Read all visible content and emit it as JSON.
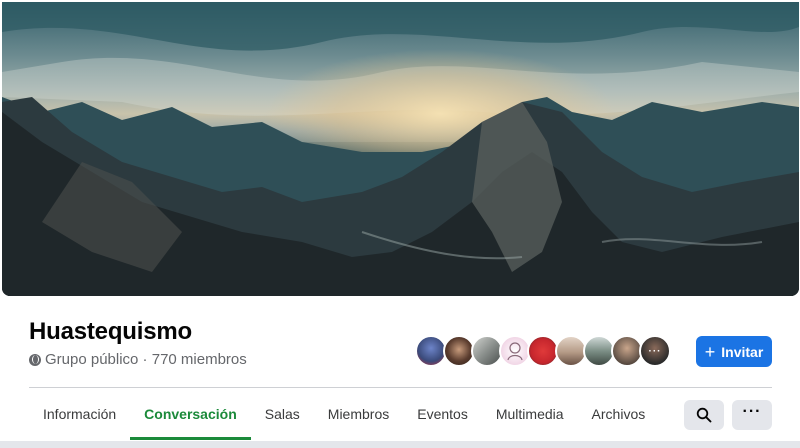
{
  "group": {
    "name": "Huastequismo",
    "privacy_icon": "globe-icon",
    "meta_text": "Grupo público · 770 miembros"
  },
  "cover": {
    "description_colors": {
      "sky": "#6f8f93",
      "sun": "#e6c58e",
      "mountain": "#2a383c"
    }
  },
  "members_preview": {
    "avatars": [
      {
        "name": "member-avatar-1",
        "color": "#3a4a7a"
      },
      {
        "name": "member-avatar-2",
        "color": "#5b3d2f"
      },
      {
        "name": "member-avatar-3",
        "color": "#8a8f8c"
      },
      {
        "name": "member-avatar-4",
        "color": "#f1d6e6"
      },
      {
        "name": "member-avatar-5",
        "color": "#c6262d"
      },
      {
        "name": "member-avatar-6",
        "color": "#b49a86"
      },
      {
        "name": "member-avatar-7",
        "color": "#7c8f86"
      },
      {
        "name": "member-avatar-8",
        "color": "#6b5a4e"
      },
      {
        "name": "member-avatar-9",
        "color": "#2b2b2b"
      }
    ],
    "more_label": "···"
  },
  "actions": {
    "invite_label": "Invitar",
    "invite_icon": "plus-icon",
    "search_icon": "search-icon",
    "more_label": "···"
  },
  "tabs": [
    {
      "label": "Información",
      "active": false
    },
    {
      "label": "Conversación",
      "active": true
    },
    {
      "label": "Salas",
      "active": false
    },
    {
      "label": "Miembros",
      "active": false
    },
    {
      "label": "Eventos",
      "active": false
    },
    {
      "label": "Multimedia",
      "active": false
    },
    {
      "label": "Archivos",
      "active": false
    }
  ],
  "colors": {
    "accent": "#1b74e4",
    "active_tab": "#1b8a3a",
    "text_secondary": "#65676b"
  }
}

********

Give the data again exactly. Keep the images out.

Read all visible content and emit it as JSON.
{
  "group": {
    "name": "Huastequismo",
    "privacy_icon": "globe-icon",
    "meta_text": "Grupo público · 770 miembros"
  },
  "cover": {
    "description_colors": {
      "sky": "#6f8f93",
      "sun": "#e6c58e",
      "mountain": "#2a383c"
    }
  },
  "members_preview": {
    "avatars": [
      {
        "name": "member-avatar-1",
        "color": "#3a4a7a"
      },
      {
        "name": "member-avatar-2",
        "color": "#5b3d2f"
      },
      {
        "name": "member-avatar-3",
        "color": "#8a8f8c"
      },
      {
        "name": "member-avatar-4",
        "color": "#f1d6e6"
      },
      {
        "name": "member-avatar-5",
        "color": "#c6262d"
      },
      {
        "name": "member-avatar-6",
        "color": "#b49a86"
      },
      {
        "name": "member-avatar-7",
        "color": "#7c8f86"
      },
      {
        "name": "member-avatar-8",
        "color": "#6b5a4e"
      },
      {
        "name": "member-avatar-9",
        "color": "#2b2b2b"
      }
    ],
    "more_label": "···"
  },
  "actions": {
    "invite_label": "Invitar",
    "invite_icon": "plus-icon",
    "search_icon": "search-icon",
    "more_label": "···"
  },
  "tabs": [
    {
      "label": "Información",
      "active": false
    },
    {
      "label": "Conversación",
      "active": true
    },
    {
      "label": "Salas",
      "active": false
    },
    {
      "label": "Miembros",
      "active": false
    },
    {
      "label": "Eventos",
      "active": false
    },
    {
      "label": "Multimedia",
      "active": false
    },
    {
      "label": "Archivos",
      "active": false
    }
  ],
  "colors": {
    "accent": "#1b74e4",
    "active_tab": "#1b8a3a",
    "text_secondary": "#65676b"
  }
}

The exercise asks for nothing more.